Feisty teenage thief Maeko and her maybe-more-than-friend Chaff have scraped out an existence in Victorian London’s gritty streets, but after a near-disastrous heist leads her to a mysterious clockwork cat and two dead bodies, she’s thrust into a murder mystery that may cost her everything she holds dear.
Her only allies are Chaff, the cat, and Ash, the son of the only murder suspect, who offers her enough money to finally get off the streets if she’ll help him find the real killer.
What starts as a simple search ultimately reveals a conspiracy stretching across the entire city. And as Maeko and Chaff discover feelings for each other neither was prepared to admit, she’s forced to choose whether she’ll stay with him or finally escape the life of a street rat.
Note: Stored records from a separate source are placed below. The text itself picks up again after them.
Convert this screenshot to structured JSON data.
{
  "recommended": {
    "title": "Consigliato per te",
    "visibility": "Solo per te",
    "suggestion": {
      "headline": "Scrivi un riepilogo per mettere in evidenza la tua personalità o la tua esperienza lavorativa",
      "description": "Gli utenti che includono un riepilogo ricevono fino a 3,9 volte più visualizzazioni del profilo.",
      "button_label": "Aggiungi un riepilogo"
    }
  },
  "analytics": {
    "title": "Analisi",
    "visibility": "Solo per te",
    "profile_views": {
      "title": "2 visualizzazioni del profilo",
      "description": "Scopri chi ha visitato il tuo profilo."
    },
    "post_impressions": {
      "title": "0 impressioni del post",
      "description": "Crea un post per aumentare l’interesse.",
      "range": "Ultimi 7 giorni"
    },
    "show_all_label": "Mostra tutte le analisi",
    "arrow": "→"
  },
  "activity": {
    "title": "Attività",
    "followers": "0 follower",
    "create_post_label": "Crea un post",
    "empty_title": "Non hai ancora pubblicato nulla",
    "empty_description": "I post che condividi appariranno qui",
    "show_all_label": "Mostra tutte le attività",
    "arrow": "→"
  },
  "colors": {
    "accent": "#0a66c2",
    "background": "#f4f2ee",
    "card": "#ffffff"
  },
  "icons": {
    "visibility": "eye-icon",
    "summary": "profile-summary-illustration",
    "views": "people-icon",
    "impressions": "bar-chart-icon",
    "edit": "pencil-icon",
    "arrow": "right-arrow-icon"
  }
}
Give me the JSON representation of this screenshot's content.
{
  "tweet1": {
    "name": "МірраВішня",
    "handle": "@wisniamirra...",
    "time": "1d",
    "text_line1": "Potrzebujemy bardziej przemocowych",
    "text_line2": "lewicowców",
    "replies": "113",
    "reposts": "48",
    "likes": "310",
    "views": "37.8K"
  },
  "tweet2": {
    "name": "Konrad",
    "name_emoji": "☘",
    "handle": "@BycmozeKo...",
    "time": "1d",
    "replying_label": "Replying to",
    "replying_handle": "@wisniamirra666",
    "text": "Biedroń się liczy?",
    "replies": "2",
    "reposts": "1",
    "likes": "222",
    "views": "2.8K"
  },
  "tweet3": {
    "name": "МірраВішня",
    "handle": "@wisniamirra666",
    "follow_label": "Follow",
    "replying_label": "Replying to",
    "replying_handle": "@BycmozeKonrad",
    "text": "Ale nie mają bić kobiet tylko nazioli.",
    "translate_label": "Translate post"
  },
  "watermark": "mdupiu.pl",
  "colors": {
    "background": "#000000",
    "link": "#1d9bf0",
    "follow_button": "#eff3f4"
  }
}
But with danger closing in around them, the only way any of them will get out of this alive is if all of them work together.
About the Author:
Nikki started writing her first novel at the age of 12, which she still has tucked in a briefcase in her home office, waiting for the right moment. Despite a successful short story publication with Cricket Magazine in 2007, she continued to treat her writing addiction as a hobby until a drop in the economy presented her with an abundance of free time that she used to focus on making it her career.
Nikki lives in the magnificent Pacific Northwest tending to her husband and three cats suffering varying stages of neurosis. She feeds her imagination by sitting on the ocean in her kayak gazing out across the never-ending water or hanging from a rope in a cave, embraced by darkness and the sound of dripping water. She finds peace through practicing iaido or shooting her longbow.
I do like a good bit of steampunk, it does seem to be gaining popularity at the moment, especially in the YA market – which is great to see. The Girl and the Clockwork Cat was a well written, and thought out book, with an interesting storyline and some lovely prose.
From a writer’s perspective, I did have a problem with the dialogue. As the book was set in Victorian England there were a lot of ‘bloody’ cliches in how the characters spoke. Although this can feel more ‘realistic’ to readers from other countries, as an English reader/writer I unfortunately cringed. It conjured the kind of ‘Dick Van Dyke’ accent in my head so felt a little patronizing to me personal – and ruined the character interaction, which apart from that aspect was great. I always try to give a bit of advice whenever I criticise part of a book (it’s only fair to give a solution if you raise a problem) but it’s a bit difficult here from a cultural perception stand-point. I’ve read some really good English dialogue written by authors from other countries and some much worse than what you’ll find in this book, the only advice I can give is to tone it down and perhaps speak to people in that country – harder to do when your characters are set back in time, granted. I think all too often TV Shows and movies are used as research points for dialogue and its understanding that, although some are as historically accurate as they can be, others are merely satisfied with an over-the-top charactiture. I’d have been happier if, as this is a steampunk novel for made-up swears and parts of language to have been included.
The front cover is beautiful and will no doubt garner attention on the virual bookshelves
Overall I’d give The Girl and the Clockwork Cat 3 out 5 stars. Cog me! It’s nice to read some steampunk!